* **Directions for this task**
The whole listing below should be printed again exactly, with no images.

* **Provided entries**
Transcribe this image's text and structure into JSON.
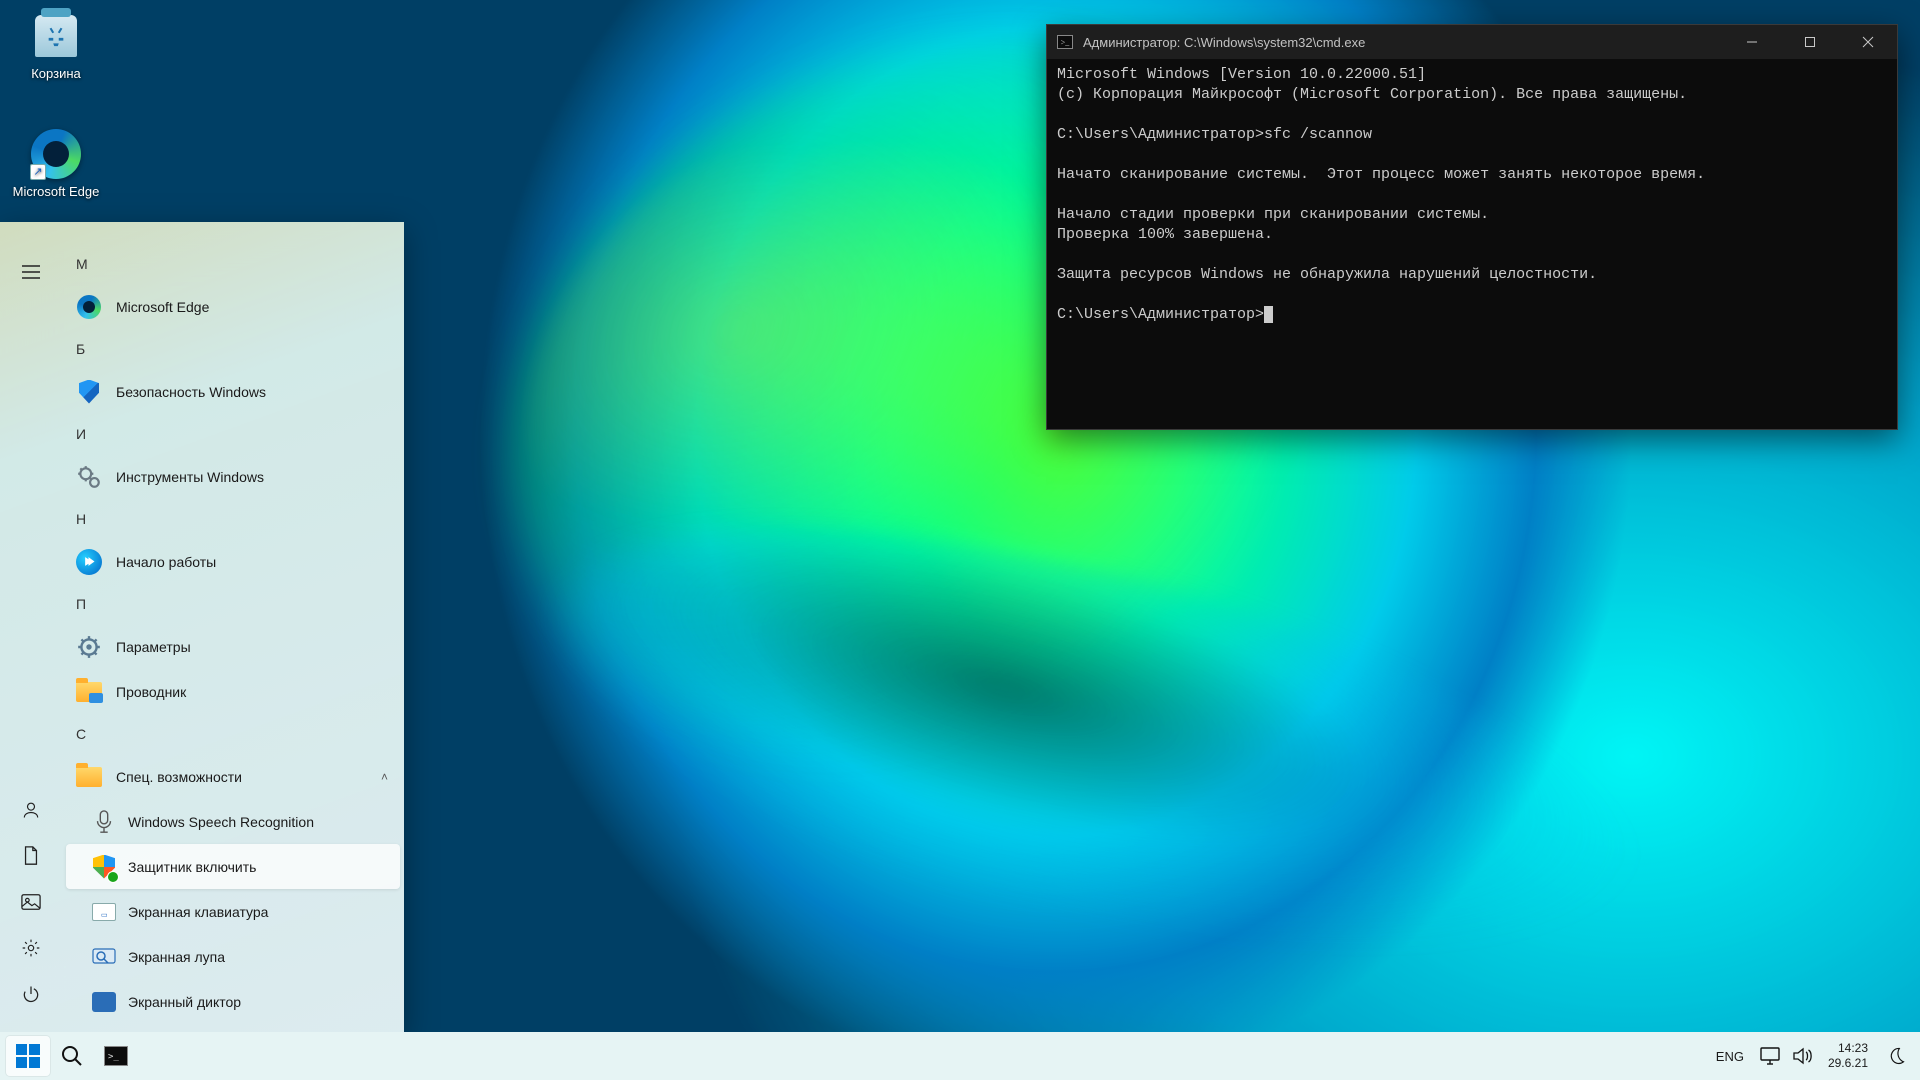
{
  "desktop_icons": {
    "recycle_bin": "Корзина",
    "edge": "Microsoft Edge"
  },
  "start_menu": {
    "groups": [
      {
        "letter": "М",
        "apps": [
          {
            "id": "edge",
            "label": "Microsoft Edge"
          }
        ]
      },
      {
        "letter": "Б",
        "apps": [
          {
            "id": "security",
            "label": "Безопасность Windows"
          }
        ]
      },
      {
        "letter": "И",
        "apps": [
          {
            "id": "tools",
            "label": "Инструменты Windows"
          }
        ]
      },
      {
        "letter": "Н",
        "apps": [
          {
            "id": "getstarted",
            "label": "Начало работы"
          }
        ]
      },
      {
        "letter": "П",
        "apps": [
          {
            "id": "settings",
            "label": "Параметры"
          },
          {
            "id": "explorer",
            "label": "Проводник"
          }
        ]
      },
      {
        "letter": "С",
        "apps": [
          {
            "id": "access",
            "label": "Спец. возможности",
            "expanded": true,
            "children": [
              {
                "id": "speech",
                "label": "Windows Speech Recognition"
              },
              {
                "id": "defender",
                "label": "Защитник включить",
                "selected": true
              },
              {
                "id": "osk",
                "label": "Экранная клавиатура"
              },
              {
                "id": "magnifier",
                "label": "Экранная лупа"
              },
              {
                "id": "narrator",
                "label": "Экранный диктор"
              }
            ]
          }
        ]
      }
    ]
  },
  "cmd": {
    "title": "Администратор: C:\\Windows\\system32\\cmd.exe",
    "lines": [
      "Microsoft Windows [Version 10.0.22000.51]",
      "(c) Корпорация Майкрософт (Microsoft Corporation). Все права защищены.",
      "",
      "C:\\Users\\Администратор>sfc /scannow",
      "",
      "Начато сканирование системы.  Этот процесс может занять некоторое время.",
      "",
      "Начало стадии проверки при сканировании системы.",
      "Проверка 100% завершена.",
      "",
      "Защита ресурсов Windows не обнаружила нарушений целостности.",
      "",
      "C:\\Users\\Администратор>"
    ]
  },
  "taskbar": {
    "lang": "ENG",
    "time": "14:23",
    "date": "29.6.21"
  }
}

* **Expected answer**
Transcribe this image's text and structure into JSON.
{
  "desktop_icons": {
    "recycle_bin": "Корзина",
    "edge": "Microsoft Edge"
  },
  "start_menu": {
    "groups": [
      {
        "letter": "М",
        "apps": [
          {
            "id": "edge",
            "label": "Microsoft Edge"
          }
        ]
      },
      {
        "letter": "Б",
        "apps": [
          {
            "id": "security",
            "label": "Безопасность Windows"
          }
        ]
      },
      {
        "letter": "И",
        "apps": [
          {
            "id": "tools",
            "label": "Инструменты Windows"
          }
        ]
      },
      {
        "letter": "Н",
        "apps": [
          {
            "id": "getstarted",
            "label": "Начало работы"
          }
        ]
      },
      {
        "letter": "П",
        "apps": [
          {
            "id": "settings",
            "label": "Параметры"
          },
          {
            "id": "explorer",
            "label": "Проводник"
          }
        ]
      },
      {
        "letter": "С",
        "apps": [
          {
            "id": "access",
            "label": "Спец. возможности",
            "expanded": true,
            "children": [
              {
                "id": "speech",
                "label": "Windows Speech Recognition"
              },
              {
                "id": "defender",
                "label": "Защитник включить",
                "selected": true
              },
              {
                "id": "osk",
                "label": "Экранная клавиатура"
              },
              {
                "id": "magnifier",
                "label": "Экранная лупа"
              },
              {
                "id": "narrator",
                "label": "Экранный диктор"
              }
            ]
          }
        ]
      }
    ]
  },
  "cmd": {
    "title": "Администратор: C:\\Windows\\system32\\cmd.exe",
    "lines": [
      "Microsoft Windows [Version 10.0.22000.51]",
      "(c) Корпорация Майкрософт (Microsoft Corporation). Все права защищены.",
      "",
      "C:\\Users\\Администратор>sfc /scannow",
      "",
      "Начато сканирование системы.  Этот процесс может занять некоторое время.",
      "",
      "Начало стадии проверки при сканировании системы.",
      "Проверка 100% завершена.",
      "",
      "Защита ресурсов Windows не обнаружила нарушений целостности.",
      "",
      "C:\\Users\\Администратор>"
    ]
  },
  "taskbar": {
    "lang": "ENG",
    "time": "14:23",
    "date": "29.6.21"
  }
}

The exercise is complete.